We searched the Cochrane Pregnancy and Childbirth Group's Trials Register (30 June 2016), ClinicalTrials.gov (30 June 2016), the WHO International Clinical Trials Registry Platform (ICTRP) (1 July 2016), the excluded studies list from the equivalent Cochrane review of singletons, and reference lists of retrieved studies.
Randomised or quasi-randomised trials comparing extra education or support for women with twins or higher order multiples were included.
Two review authors independently assessed trials for inclusion and risk of bias, extracted data and checked them for accuracy. We planned to assess the quality of evidence using the GRADE approach, but were unable to analyse any data.
We found 10 trials (23 reports) of education and support for breastfeeding that included women with twins or higher order multiples. The quality of evidence was mixed, and the risk of bias was mostly high or unclear. It is difficult to blind women or staff to group allocation for this intervention, so in all studies there was high risk of performance and high or unclear risk of detection bias.

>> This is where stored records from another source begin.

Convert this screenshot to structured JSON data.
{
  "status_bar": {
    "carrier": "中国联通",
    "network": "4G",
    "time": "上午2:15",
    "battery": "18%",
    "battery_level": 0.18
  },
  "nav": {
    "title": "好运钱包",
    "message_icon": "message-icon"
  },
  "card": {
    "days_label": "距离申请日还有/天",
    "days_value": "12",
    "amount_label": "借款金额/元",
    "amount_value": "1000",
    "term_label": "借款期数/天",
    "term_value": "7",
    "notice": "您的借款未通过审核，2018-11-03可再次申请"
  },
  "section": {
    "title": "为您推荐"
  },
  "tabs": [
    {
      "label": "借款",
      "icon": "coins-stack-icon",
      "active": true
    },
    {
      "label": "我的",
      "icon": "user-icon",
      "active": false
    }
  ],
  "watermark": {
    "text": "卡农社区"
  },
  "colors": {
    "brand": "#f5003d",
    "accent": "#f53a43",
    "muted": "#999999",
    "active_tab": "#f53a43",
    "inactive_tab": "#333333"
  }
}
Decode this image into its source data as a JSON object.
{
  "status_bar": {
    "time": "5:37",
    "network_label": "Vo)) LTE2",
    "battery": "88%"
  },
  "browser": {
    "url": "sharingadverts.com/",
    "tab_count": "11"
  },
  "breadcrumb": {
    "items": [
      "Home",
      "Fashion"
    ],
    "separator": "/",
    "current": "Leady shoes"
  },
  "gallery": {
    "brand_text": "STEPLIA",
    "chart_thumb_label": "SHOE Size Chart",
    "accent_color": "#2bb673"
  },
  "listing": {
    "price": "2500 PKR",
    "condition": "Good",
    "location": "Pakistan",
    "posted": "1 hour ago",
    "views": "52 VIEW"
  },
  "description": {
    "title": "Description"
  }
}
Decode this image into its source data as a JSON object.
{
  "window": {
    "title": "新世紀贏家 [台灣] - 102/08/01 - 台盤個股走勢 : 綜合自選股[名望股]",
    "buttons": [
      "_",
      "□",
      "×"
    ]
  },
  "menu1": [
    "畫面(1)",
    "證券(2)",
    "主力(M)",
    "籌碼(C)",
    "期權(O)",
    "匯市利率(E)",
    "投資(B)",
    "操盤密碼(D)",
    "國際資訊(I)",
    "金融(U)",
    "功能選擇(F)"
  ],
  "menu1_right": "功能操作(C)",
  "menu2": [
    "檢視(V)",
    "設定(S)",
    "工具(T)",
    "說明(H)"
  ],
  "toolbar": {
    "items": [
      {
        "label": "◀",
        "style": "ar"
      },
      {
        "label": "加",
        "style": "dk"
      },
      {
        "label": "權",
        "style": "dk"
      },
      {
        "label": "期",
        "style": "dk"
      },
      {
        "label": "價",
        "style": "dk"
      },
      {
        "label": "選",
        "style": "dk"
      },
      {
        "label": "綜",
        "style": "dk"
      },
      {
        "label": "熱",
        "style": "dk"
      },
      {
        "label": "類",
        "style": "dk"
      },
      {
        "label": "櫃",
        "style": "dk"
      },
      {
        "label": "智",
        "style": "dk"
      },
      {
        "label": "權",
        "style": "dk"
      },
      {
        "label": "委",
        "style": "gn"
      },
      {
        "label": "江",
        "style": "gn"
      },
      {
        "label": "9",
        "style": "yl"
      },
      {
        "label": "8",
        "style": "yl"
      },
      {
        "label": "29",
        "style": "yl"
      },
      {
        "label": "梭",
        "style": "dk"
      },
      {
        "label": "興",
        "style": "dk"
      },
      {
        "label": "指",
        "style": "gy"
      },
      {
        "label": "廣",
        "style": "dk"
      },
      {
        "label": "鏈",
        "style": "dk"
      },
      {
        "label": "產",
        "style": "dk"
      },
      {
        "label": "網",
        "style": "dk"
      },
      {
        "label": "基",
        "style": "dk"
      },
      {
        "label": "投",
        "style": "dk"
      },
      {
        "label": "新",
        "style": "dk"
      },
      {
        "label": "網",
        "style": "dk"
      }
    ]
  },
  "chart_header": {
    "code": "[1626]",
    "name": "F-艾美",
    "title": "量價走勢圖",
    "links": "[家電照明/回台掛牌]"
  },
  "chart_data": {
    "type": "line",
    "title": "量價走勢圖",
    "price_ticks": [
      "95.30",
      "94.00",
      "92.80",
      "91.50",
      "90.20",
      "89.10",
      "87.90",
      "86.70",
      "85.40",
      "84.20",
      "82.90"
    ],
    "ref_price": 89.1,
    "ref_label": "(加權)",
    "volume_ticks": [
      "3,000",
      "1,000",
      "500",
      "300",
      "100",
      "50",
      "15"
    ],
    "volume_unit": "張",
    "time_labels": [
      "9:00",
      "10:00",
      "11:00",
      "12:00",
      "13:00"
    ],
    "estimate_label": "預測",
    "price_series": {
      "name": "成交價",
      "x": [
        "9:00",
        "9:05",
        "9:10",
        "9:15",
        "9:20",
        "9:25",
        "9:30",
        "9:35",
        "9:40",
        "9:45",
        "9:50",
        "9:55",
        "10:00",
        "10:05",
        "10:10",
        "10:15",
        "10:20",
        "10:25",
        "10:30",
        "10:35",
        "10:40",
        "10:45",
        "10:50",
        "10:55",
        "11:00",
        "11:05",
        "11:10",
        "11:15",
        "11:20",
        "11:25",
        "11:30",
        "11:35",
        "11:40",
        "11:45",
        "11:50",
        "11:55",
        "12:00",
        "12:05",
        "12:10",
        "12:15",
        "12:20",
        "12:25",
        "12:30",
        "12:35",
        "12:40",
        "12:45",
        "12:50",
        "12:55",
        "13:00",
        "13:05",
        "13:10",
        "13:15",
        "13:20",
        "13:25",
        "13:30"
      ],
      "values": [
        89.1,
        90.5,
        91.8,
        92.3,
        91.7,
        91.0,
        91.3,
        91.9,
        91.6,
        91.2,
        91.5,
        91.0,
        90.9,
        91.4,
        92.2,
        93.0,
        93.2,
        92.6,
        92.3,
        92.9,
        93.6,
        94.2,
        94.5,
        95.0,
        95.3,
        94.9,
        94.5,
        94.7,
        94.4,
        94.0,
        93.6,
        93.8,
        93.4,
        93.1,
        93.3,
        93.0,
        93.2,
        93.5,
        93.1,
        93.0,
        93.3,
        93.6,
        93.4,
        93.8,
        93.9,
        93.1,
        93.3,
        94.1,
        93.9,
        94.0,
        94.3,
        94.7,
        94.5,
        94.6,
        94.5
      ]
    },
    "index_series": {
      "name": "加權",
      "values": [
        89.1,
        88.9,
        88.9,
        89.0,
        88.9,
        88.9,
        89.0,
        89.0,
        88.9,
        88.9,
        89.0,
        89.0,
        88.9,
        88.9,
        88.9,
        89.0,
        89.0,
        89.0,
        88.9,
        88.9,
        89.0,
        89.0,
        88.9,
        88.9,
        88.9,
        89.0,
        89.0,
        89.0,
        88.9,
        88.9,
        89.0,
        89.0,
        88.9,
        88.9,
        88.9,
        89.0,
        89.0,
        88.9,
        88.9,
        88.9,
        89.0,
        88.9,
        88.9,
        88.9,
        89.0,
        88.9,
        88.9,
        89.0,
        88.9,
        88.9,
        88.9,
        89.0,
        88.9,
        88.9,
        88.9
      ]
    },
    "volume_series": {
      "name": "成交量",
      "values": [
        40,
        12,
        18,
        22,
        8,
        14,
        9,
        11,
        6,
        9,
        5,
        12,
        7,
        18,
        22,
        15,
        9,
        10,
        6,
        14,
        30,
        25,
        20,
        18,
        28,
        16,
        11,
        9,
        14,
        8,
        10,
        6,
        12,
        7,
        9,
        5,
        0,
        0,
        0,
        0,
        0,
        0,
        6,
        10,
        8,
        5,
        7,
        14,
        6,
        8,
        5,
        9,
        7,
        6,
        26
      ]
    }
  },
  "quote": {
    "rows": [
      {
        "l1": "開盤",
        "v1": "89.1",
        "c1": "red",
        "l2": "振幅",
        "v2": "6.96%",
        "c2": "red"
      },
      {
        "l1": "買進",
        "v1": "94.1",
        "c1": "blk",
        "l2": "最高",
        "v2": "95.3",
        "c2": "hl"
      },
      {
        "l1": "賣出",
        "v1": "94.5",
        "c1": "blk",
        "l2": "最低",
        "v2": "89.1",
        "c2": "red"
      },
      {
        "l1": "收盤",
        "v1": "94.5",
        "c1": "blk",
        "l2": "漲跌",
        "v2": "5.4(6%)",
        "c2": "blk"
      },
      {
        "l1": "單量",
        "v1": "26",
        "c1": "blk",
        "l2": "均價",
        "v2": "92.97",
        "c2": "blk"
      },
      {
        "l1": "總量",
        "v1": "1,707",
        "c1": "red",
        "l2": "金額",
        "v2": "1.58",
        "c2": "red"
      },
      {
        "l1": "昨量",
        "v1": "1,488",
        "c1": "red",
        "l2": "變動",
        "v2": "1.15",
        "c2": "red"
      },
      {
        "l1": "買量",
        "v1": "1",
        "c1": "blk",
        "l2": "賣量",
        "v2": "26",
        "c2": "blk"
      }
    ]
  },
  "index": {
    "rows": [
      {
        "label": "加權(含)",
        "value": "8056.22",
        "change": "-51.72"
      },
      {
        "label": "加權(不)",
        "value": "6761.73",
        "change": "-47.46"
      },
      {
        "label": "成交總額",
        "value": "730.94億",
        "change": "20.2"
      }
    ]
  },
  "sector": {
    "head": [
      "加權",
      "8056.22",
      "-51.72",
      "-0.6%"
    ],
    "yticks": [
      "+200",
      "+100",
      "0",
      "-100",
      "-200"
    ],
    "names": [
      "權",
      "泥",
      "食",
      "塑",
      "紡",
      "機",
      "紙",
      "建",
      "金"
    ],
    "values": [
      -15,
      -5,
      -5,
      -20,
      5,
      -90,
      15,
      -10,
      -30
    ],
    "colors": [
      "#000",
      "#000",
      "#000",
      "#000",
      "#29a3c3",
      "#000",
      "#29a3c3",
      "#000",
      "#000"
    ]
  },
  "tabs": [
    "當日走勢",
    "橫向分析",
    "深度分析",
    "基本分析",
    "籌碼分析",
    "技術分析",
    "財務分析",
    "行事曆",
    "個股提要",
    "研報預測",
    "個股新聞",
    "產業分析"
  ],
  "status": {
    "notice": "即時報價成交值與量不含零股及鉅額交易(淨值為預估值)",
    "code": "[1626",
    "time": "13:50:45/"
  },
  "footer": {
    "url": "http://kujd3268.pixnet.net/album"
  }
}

Trials recruited 5787 women (this included 512 women interviewed as part of a cluster randomised trial); of these, data were available from two studies for 42 women with twins or higher order multiples. None of the interventions were specifically designed for women with more than one infant, and the outcomes for multiples were not reported separately for each infant. Due to the scarcity of evidence and the format in which data were reported, a narrative description of the data is presented, no analyses are presented in this review, and we were unable to GRADE the evidence.
The two trials with data for women with multiple births compared home nurse visits versus usual care (15 women), and telephone peer counselling versus usual care (27 women). The number of women who initiated breastfeeding was reported (all 15 women in one study, 25 out of 27 women in one study). Stopping any breastfeeding before four to six weeks postpartum, stopping exclusive breastfeeding before four to six weeks postpartum, stopping any breastfeeding before six months postpartum and stopping exclusive breastfeeding before six months postpartum were not explicitly reported, and there were insufficient data to draw any meaningful conclusions from survival data.
Stopping breast milk expression before four to six weeks postpartum, and stopping breast milk expression before six months postpartum were not reported. Measures of maternal satisfaction were reported in one study of 15 women, but there were insufficient data to draw any conclusions; no other secondary outcomes were reported for women with multiple births in either study. No adverse events were reported.